Country auctions are a colorful scene. You’ll see lots of silver-haired farmer types, half of them hanging about, it seems, to socialize. These men seem to be either really big or really skinny. The big ones have mountainous bellies. The skinny ones wear suspenders to keep their trousers up. The oldest of them are wearing really old clothes, by the way. I swear the label on the back of one old man’s gaberdine workpants was from the 1950s.
And there’s smoking–lots of cigarette smoking.
I overheard one oldster telling his comrades, “The place don’t look any different than it always did.” You could tell, though, that the pathways through the grass–wending around the many decrepit sheds–had been weed-whacked just a few days ago. Jill made friends with a couple who had just moved into an antique schoolhouse, so we exchanged numbers. I almost bought a really cool old, lichen-covered ploughshare–“Great for a garden centerpiece!” the auctioneer hollered–but soon found myself in the midst of a bidding war and quickly dropped out. “Got yourself caught in a buzzsaw, didn’t ya?” someone behind me said.

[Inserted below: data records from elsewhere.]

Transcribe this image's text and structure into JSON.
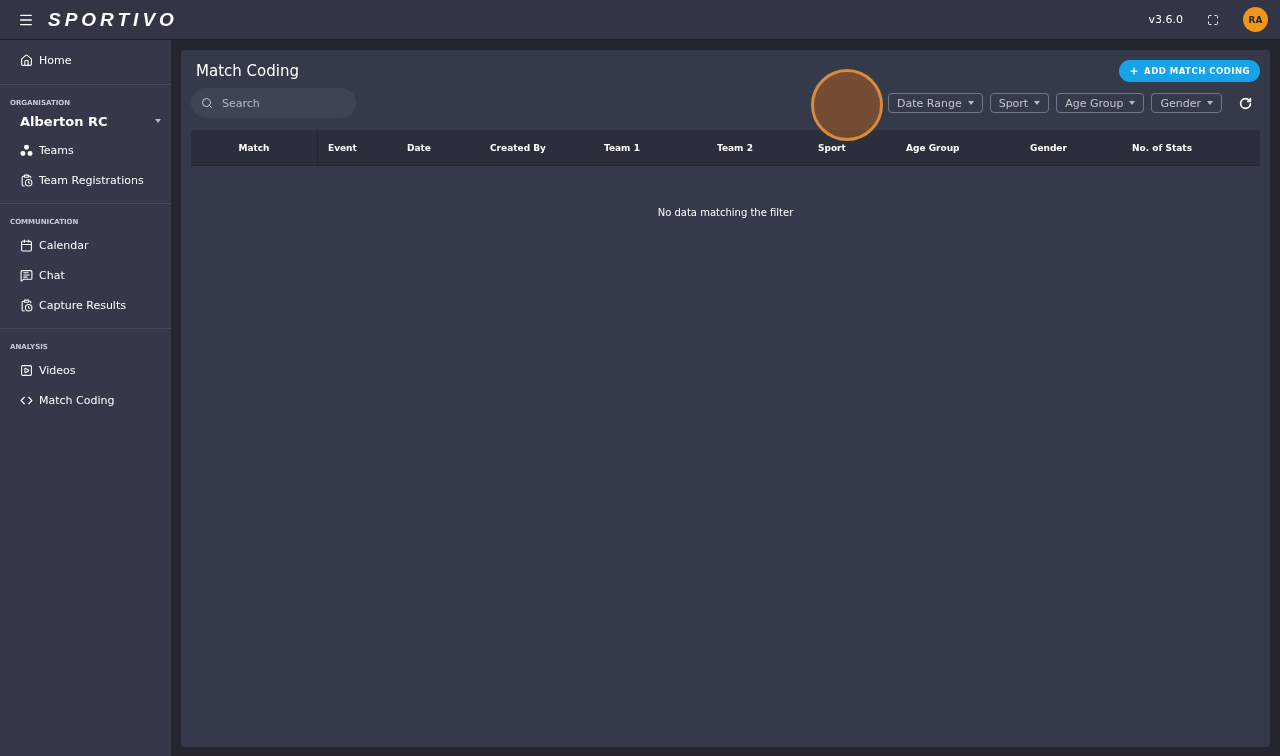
{
  "topbar": {
    "logo": "SPORTIVO",
    "version": "v3.6.0",
    "avatar": "RA"
  },
  "sidebar": {
    "home": {
      "label": "Home"
    },
    "sections": [
      {
        "title": "ORGANISATION",
        "org": "Alberton RC",
        "items": [
          {
            "label": "Teams"
          },
          {
            "label": "Team Registrations"
          }
        ]
      },
      {
        "title": "COMMUNICATION",
        "items": [
          {
            "label": "Calendar"
          },
          {
            "label": "Chat"
          },
          {
            "label": "Capture Results"
          }
        ]
      },
      {
        "title": "ANALYSIS",
        "items": [
          {
            "label": "Videos"
          },
          {
            "label": "Match Coding"
          }
        ]
      }
    ]
  },
  "page": {
    "title": "Match Coding",
    "add_button": "ADD MATCH CODING",
    "search": {
      "placeholder": "Search"
    },
    "filters": [
      "Date Range",
      "Sport",
      "Age Group",
      "Gender"
    ],
    "table": {
      "columns": [
        "Match",
        "Event",
        "Date",
        "Created By",
        "Team 1",
        "Team 2",
        "Sport",
        "Age Group",
        "Gender",
        "No. of Stats"
      ],
      "empty": "No data matching the filter"
    }
  }
}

In spite of painful neuropathy in both her hands and now lymphedema in her left arm (swelling and pain that make the arm mostly useless), Jill was excited to be at an in-person auction, our first in well over a year. At one point she and I got separated. I had picked out two old (but not overly rusty) livestock gates and hoped no one else wanted them. But as soon as the bidding started I had competition. I looked through the crowd to spy the other bidder: it was Jill! I called out, “Wait a minute, that’s my wife!” Everybody laughed.
By the way: nobody was wearing a mask. We were outside, of course, but it was clear that word had spread about the CDC’s latest revision: the atmosphere was markedly different than it has been all year, everybody relieved, even a bit giddy, to walk about with nothing between them and a wondrously beauty spring morning.